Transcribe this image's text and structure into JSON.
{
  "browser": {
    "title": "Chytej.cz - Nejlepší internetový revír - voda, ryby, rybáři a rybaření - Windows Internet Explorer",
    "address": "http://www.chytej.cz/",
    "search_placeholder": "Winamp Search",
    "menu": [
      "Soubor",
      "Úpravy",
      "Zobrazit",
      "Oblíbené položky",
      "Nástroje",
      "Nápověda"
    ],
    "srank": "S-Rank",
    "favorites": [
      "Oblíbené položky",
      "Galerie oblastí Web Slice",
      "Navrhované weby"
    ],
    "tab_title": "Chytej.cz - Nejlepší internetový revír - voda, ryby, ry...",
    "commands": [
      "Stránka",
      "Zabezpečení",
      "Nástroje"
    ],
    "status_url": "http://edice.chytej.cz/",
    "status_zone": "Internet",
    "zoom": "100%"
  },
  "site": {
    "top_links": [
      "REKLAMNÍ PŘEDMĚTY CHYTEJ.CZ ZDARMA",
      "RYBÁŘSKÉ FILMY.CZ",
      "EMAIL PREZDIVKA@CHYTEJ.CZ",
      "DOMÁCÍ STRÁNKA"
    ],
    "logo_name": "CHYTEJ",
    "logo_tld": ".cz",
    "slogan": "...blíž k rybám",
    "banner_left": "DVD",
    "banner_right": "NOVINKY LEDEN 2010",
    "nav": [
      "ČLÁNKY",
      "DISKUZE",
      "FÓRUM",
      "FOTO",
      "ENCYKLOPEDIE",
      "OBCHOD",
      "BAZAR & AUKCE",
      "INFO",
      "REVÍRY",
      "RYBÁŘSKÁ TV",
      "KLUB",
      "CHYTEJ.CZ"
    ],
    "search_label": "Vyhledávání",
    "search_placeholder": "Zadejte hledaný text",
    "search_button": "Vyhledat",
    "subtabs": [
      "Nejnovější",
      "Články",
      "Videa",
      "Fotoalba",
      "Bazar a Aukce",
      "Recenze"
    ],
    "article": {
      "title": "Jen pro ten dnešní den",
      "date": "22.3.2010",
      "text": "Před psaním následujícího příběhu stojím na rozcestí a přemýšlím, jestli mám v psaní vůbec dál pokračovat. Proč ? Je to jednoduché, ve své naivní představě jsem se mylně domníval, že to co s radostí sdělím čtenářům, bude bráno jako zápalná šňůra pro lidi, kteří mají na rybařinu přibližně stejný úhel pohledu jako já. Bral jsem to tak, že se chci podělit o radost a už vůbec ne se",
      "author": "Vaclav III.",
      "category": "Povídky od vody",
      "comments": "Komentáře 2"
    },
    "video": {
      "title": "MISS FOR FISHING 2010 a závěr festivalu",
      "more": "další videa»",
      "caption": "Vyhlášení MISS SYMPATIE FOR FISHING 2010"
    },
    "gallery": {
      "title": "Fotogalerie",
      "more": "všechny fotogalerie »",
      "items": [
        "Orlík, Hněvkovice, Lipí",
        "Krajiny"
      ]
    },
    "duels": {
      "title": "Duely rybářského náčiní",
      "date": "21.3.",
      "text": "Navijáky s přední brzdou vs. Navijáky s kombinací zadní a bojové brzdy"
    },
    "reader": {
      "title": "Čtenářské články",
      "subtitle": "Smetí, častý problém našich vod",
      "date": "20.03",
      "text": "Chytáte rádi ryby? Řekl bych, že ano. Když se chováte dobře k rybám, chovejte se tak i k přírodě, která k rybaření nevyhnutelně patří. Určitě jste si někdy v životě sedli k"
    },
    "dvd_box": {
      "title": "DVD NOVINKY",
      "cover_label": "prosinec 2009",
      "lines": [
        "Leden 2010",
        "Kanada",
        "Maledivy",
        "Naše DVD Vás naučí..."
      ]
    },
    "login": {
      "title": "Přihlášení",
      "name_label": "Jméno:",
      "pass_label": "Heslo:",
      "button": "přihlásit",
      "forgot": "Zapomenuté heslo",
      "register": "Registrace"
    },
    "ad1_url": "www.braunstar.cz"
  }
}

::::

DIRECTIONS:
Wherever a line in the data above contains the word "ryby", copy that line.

OUTPUT OF THE EXERCISE:
    "title": "Chytej.cz - Nejlepší internetový revír - voda, ryby, rybáři a rybaření - Windows Internet Explorer",
    "tab_title": "Chytej.cz - Nejlepší internetový revír - voda, ryby, ry...",
      "text": "Chytáte rádi ryby? Řekl bych, že ano. Když se chováte dobře k rybám, chovejte se tak i k přírodě, která k rybaření nevyhnutelně patří. Určitě jste si někdy v životě sedli k"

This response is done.